In my years in this industry, people have asked, “Do you like play-by-play or do you like sidelines?” Well, I don’t really prefer one of them—they’re so different, I like them both. And everybody said you have to choose at some point. So when the Orioles came to me and said we want you to do both, I was like this is it. I’m done. I’m sold. That’s all the convincing that I need. They made everything that I never even thought possible happen. I feel really lucky.
It must’ve been hard to get to know the players in the midst of a pandemic.
I only knew three of the guys [from the minor leagues] so when the season got shut down, I was like, “Crap! How do I play catch up and learn about the team when the whole team has just been sent home?” So we launched a digital show for Orioles Instagram called “The Grind” where I would sit down and just have coffee virtually with a player once a week. They’ve all been really kind and gracious about doing that.
We see a fair number of female reporters on the sidelines, but so few in the broadcast booth. Why do you think that is?
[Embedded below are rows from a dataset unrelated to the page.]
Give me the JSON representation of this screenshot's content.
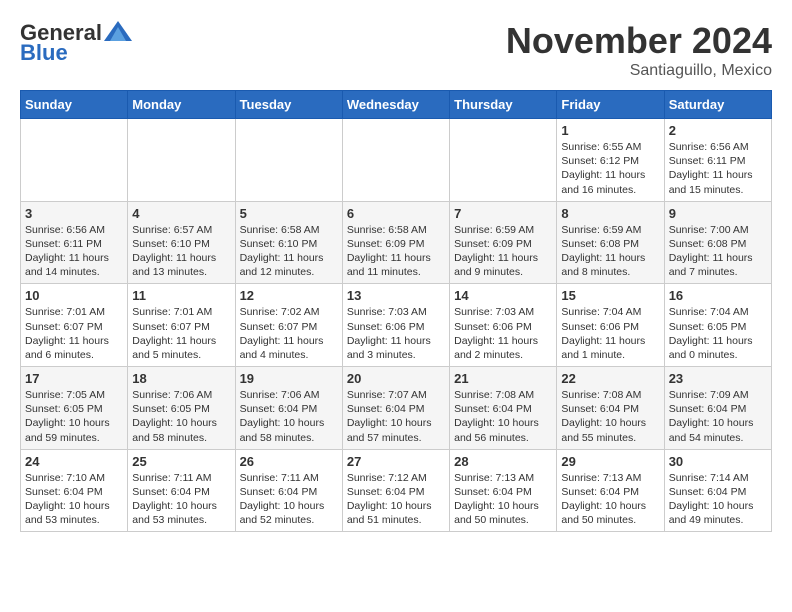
{
  "header": {
    "logo_general": "General",
    "logo_blue": "Blue",
    "month_title": "November 2024",
    "subtitle": "Santiaguillo, Mexico"
  },
  "days_of_week": [
    "Sunday",
    "Monday",
    "Tuesday",
    "Wednesday",
    "Thursday",
    "Friday",
    "Saturday"
  ],
  "weeks": [
    [
      {
        "day": "",
        "info": ""
      },
      {
        "day": "",
        "info": ""
      },
      {
        "day": "",
        "info": ""
      },
      {
        "day": "",
        "info": ""
      },
      {
        "day": "",
        "info": ""
      },
      {
        "day": "1",
        "info": "Sunrise: 6:55 AM\nSunset: 6:12 PM\nDaylight: 11 hours and 16 minutes."
      },
      {
        "day": "2",
        "info": "Sunrise: 6:56 AM\nSunset: 6:11 PM\nDaylight: 11 hours and 15 minutes."
      }
    ],
    [
      {
        "day": "3",
        "info": "Sunrise: 6:56 AM\nSunset: 6:11 PM\nDaylight: 11 hours and 14 minutes."
      },
      {
        "day": "4",
        "info": "Sunrise: 6:57 AM\nSunset: 6:10 PM\nDaylight: 11 hours and 13 minutes."
      },
      {
        "day": "5",
        "info": "Sunrise: 6:58 AM\nSunset: 6:10 PM\nDaylight: 11 hours and 12 minutes."
      },
      {
        "day": "6",
        "info": "Sunrise: 6:58 AM\nSunset: 6:09 PM\nDaylight: 11 hours and 11 minutes."
      },
      {
        "day": "7",
        "info": "Sunrise: 6:59 AM\nSunset: 6:09 PM\nDaylight: 11 hours and 9 minutes."
      },
      {
        "day": "8",
        "info": "Sunrise: 6:59 AM\nSunset: 6:08 PM\nDaylight: 11 hours and 8 minutes."
      },
      {
        "day": "9",
        "info": "Sunrise: 7:00 AM\nSunset: 6:08 PM\nDaylight: 11 hours and 7 minutes."
      }
    ],
    [
      {
        "day": "10",
        "info": "Sunrise: 7:01 AM\nSunset: 6:07 PM\nDaylight: 11 hours and 6 minutes."
      },
      {
        "day": "11",
        "info": "Sunrise: 7:01 AM\nSunset: 6:07 PM\nDaylight: 11 hours and 5 minutes."
      },
      {
        "day": "12",
        "info": "Sunrise: 7:02 AM\nSunset: 6:07 PM\nDaylight: 11 hours and 4 minutes."
      },
      {
        "day": "13",
        "info": "Sunrise: 7:03 AM\nSunset: 6:06 PM\nDaylight: 11 hours and 3 minutes."
      },
      {
        "day": "14",
        "info": "Sunrise: 7:03 AM\nSunset: 6:06 PM\nDaylight: 11 hours and 2 minutes."
      },
      {
        "day": "15",
        "info": "Sunrise: 7:04 AM\nSunset: 6:06 PM\nDaylight: 11 hours and 1 minute."
      },
      {
        "day": "16",
        "info": "Sunrise: 7:04 AM\nSunset: 6:05 PM\nDaylight: 11 hours and 0 minutes."
      }
    ],
    [
      {
        "day": "17",
        "info": "Sunrise: 7:05 AM\nSunset: 6:05 PM\nDaylight: 10 hours and 59 minutes."
      },
      {
        "day": "18",
        "info": "Sunrise: 7:06 AM\nSunset: 6:05 PM\nDaylight: 10 hours and 58 minutes."
      },
      {
        "day": "19",
        "info": "Sunrise: 7:06 AM\nSunset: 6:04 PM\nDaylight: 10 hours and 58 minutes."
      },
      {
        "day": "20",
        "info": "Sunrise: 7:07 AM\nSunset: 6:04 PM\nDaylight: 10 hours and 57 minutes."
      },
      {
        "day": "21",
        "info": "Sunrise: 7:08 AM\nSunset: 6:04 PM\nDaylight: 10 hours and 56 minutes."
      },
      {
        "day": "22",
        "info": "Sunrise: 7:08 AM\nSunset: 6:04 PM\nDaylight: 10 hours and 55 minutes."
      },
      {
        "day": "23",
        "info": "Sunrise: 7:09 AM\nSunset: 6:04 PM\nDaylight: 10 hours and 54 minutes."
      }
    ],
    [
      {
        "day": "24",
        "info": "Sunrise: 7:10 AM\nSunset: 6:04 PM\nDaylight: 10 hours and 53 minutes."
      },
      {
        "day": "25",
        "info": "Sunrise: 7:11 AM\nSunset: 6:04 PM\nDaylight: 10 hours and 53 minutes."
      },
      {
        "day": "26",
        "info": "Sunrise: 7:11 AM\nSunset: 6:04 PM\nDaylight: 10 hours and 52 minutes."
      },
      {
        "day": "27",
        "info": "Sunrise: 7:12 AM\nSunset: 6:04 PM\nDaylight: 10 hours and 51 minutes."
      },
      {
        "day": "28",
        "info": "Sunrise: 7:13 AM\nSunset: 6:04 PM\nDaylight: 10 hours and 50 minutes."
      },
      {
        "day": "29",
        "info": "Sunrise: 7:13 AM\nSunset: 6:04 PM\nDaylight: 10 hours and 50 minutes."
      },
      {
        "day": "30",
        "info": "Sunrise: 7:14 AM\nSunset: 6:04 PM\nDaylight: 10 hours and 49 minutes."
      }
    ]
  ]
}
I just think it’s one of those things where, for so long, and not through anyone’s fault, it was normalized. Where women kind of congregated toward the sideline role. There was a feeling of, it’s always been that way so that’s the way it always will be. I still remember when I was brought into the booth in 2014. It’s not that I was opposed to it or thought negatively of it, or told that I couldn’t do it—it just never entered my head space that that was a place that I could be in. People often say to me, “How does it feel to be a female [broadcaster]?” Well, I’ve been a female my whole life so I haven’t walked around thinking, “Oh, I’m a female doing these things!” I exist as I am—my family’s always been supportive of it. I never felt weird or out of place.
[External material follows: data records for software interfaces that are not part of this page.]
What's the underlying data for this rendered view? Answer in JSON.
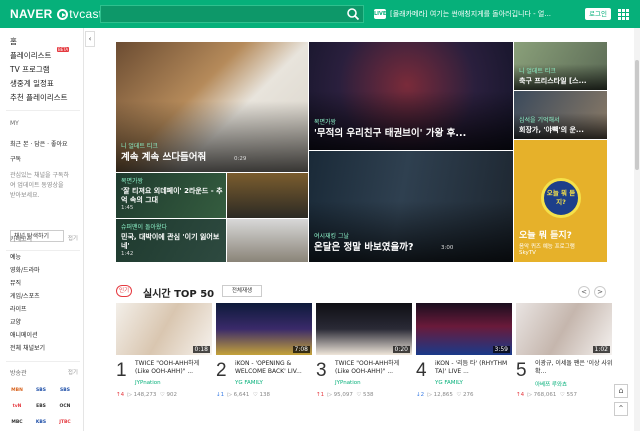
{
  "header": {
    "logo_naver": "NAVER",
    "logo_tvcast": "tvcast",
    "search_placeholder": "",
    "live_badge": "LIVE",
    "ticker": "[몰래카메라] 여기는 썬애칭지게를 돌아러깁니다 - 얼...",
    "login_label": "로그인",
    "accent_color": "#06b07a"
  },
  "sidebar": {
    "nav": [
      {
        "label": "홈"
      },
      {
        "label": "플레이리스트",
        "badge": "BETA"
      },
      {
        "label": "TV 프로그램"
      },
      {
        "label": "생중계 일정표"
      },
      {
        "label": "추천 플레이리스트"
      }
    ],
    "my_section": "MY",
    "my_items": [
      "최근 본 · 담은 · 좋아요",
      "구독"
    ],
    "my_desc": [
      "관심있는 채널을 구독하",
      "여 업데이트 동영상을",
      "받아보세요."
    ],
    "channel_button": "채널 탐색하기",
    "category_section": "카테고리",
    "category_more": "접기",
    "categories": [
      "예능",
      "영화/드라마",
      "뮤직",
      "게임/스포츠",
      "라이프",
      "교양",
      "애니메이션",
      "전체 채널보기"
    ],
    "broadcast_section": "방송관",
    "broadcast_more": "접기",
    "broadcasters": [
      "MBN",
      "SBS",
      "SBS",
      "tvN",
      "EBS",
      "OCN",
      "MBC",
      "KBS",
      "JTBC"
    ]
  },
  "featured": [
    {
      "tag": "니 얼데트 티크",
      "title": "계속 계속 쓰다듬어줘",
      "time": "0:29"
    },
    {
      "tag": "복면가왕",
      "title": "'무적의 우리친구 태권브이' 가왕 후..."
    },
    {
      "tag": "니 얼데트 티크",
      "title": "축구 프리스타일 [스...",
      "time": ""
    },
    {
      "tag": "복면가왕",
      "title": "'잘 티져요 외데페이' 2라운드 - 추억 속의 그대",
      "time": "1:45"
    },
    {
      "tag": "심석을 기억해서",
      "title": "회장가, '야빽'의 운...",
      "time": ""
    },
    {
      "tag": "슈퍼맨이 돌아왔다",
      "title": "민국, 대박이에 관심 '이기 잃어보네'",
      "time": "1:42"
    },
    {
      "tag": "여시재킹 그날",
      "title": "온달은 정말 바보였을까?",
      "time": "3:00"
    },
    {
      "tag": "음악 퀴즈 예능 프로그램",
      "title": "오늘 뭐 듣지?",
      "channel": "SkyTV",
      "logo": "오늘 뭐 듣지?"
    }
  ],
  "top50": {
    "hot": "인기",
    "title": "실시간 TOP 50",
    "all_label": "전체재생",
    "prev": "<",
    "next": ">"
  },
  "videos": [
    {
      "rank": "1",
      "title": "TWICE \"OOH-AHH하게 (Like OOH-AHH)\" ...",
      "channel": "JYPnation",
      "duration": "0:18",
      "change": "↑4",
      "views": "148,273",
      "likes": "902",
      "change_dir": "up"
    },
    {
      "rank": "2",
      "title": "iKON - 'OPENING & WELCOME BACK' LIV...",
      "channel": "YG FAMILY",
      "duration": "7:08",
      "change": "↓1",
      "views": "6,641",
      "likes": "138",
      "change_dir": "down"
    },
    {
      "rank": "3",
      "title": "TWICE \"OOH-AHH하게 (Like OOH-AHH)\" ...",
      "channel": "JYPnation",
      "duration": "0:20",
      "change": "↑1",
      "views": "95,097",
      "likes": "538",
      "change_dir": "up"
    },
    {
      "rank": "4",
      "title": "iKON - '리듬 타' (RHYTHM TA)' LIVE ...",
      "channel": "YG FAMILY",
      "duration": "3:59",
      "change": "↓2",
      "views": "12,865",
      "likes": "276",
      "change_dir": "down"
    },
    {
      "rank": "5",
      "title": "이광규, 이세돌 팬은 '이상 사위 확...",
      "channel": "아베쯔 루와쵸",
      "duration": "1:02",
      "change": "↑4",
      "views": "768,061",
      "likes": "557",
      "change_dir": "up"
    }
  ]
}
But there must also be a feeling of pride?
When you step away and you do look at the big picture, and you see messages from parents of young girls who are getting that exposure at an early age, that knowledge that they can do whatever they feel like doing—that’s huge. And I really think it’s not just for women but for little boys, too. I think we inadvertently create gender roles for interests and activities and we have to start taking that away.
Have you met any resistance?
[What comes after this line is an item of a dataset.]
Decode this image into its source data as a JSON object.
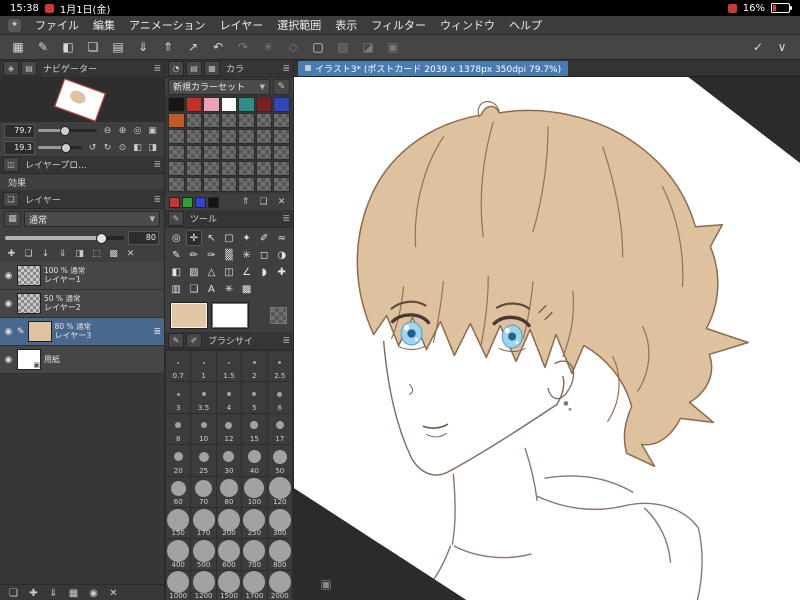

Honestly, if there has been any, I haven’t seen much of it and that’s mostly credit to the fact that social media now lets you filter out certain words. I’m sure people have said things I just don’t see it.
Ha! What words have you filtered?
It’s a book! There are words that shouldn’t be said to humans ever. The truth is, I’ve developed a thicker skin over the years. Things that people used to say would just derail me entirely and what I’ve learned now is that if there are hateful comments they are usually based from a place of ignorance.Honestly, most of what I’ve seen has been, “You know, I wasn’t really sure when they announced a female how I really felt, but I’ve come around to it.” They admit they did have a pre-judgement solely based on my gender, but I’ve taken that as an opportunity to change their mind and hopefully give them a more open mind.
How do you like working for the Orioles so far?
Everybody I’ve gotten to be around has been so wonderful. The fact that I’m the only female on a 19-person broadcast staff, they’ve all been absolutely amazing. It feels like a giant family.